What do the public think of a Brexit transition deal?

Last Friday, May announced in Florence support for a two-year post-Brexit transition deal. But what do the public think of a transitional arrangement?

A recent YouGov poll for the Times points to the public’s position on such a deal.

Overall, the poll suggests that most voters think the government is doing a bad job at negotiating Britain’s departure from the European Union. An overwhelming 61% said they thought the government was doing a bad job, well ahead of the 21% who disagreed. Compared to the previous poll that asked the same question, the gap has widened slightly.

The public are also seemingly split on whether Brexit was a good or bad idea: 45% said that Britain was wrong to leave while 44% said the country made the right decision.

Regarding the merits of a transitional deal, 46% said it would be a good idea (down four points) while just 26% said it would be a bad idea.

As for the length of such an arrangement, the Guardian reports that May has called for a deal lasting for around two years after Brexit.

The poll indicates that the public are divided on the length of such a deal:

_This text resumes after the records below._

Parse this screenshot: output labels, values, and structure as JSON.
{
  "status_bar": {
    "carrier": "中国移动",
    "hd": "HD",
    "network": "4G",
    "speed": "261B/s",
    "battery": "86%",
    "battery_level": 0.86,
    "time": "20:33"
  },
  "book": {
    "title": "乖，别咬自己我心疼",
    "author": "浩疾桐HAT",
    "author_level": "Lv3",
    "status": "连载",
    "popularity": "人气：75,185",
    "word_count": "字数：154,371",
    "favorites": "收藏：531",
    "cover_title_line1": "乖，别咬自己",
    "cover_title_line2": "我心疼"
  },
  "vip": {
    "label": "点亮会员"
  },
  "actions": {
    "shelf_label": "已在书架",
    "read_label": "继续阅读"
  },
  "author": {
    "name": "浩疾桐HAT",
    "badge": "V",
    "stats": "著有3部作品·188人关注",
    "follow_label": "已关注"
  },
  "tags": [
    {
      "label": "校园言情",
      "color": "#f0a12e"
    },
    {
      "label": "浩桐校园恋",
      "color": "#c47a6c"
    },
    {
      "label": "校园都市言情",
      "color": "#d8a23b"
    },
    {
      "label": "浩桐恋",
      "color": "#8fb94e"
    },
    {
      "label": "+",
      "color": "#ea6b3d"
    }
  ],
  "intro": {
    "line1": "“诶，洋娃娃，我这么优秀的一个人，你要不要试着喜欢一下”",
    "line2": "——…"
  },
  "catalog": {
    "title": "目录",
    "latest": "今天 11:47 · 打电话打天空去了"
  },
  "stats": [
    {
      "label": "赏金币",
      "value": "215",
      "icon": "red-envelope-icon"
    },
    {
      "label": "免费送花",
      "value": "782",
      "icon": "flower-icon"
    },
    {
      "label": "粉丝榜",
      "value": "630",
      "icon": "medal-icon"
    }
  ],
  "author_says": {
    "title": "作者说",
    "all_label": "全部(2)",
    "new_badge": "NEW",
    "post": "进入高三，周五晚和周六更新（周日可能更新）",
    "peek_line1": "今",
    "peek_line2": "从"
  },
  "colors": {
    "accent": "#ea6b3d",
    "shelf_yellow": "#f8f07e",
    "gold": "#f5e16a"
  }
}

  • 28% said such a deal would have to last a maximum of one year;
  • 24% said a maximum of two years;
  • 8% said five years;
  • 17% said they favoured an open-ended deal until the UK is ready to leave.

With the BBC reporting that Corbyn backs a transitional deal, two questions remain. What will such a deal actually entail, and could it revive UKIP or a new pro-Brexit Farage-led party?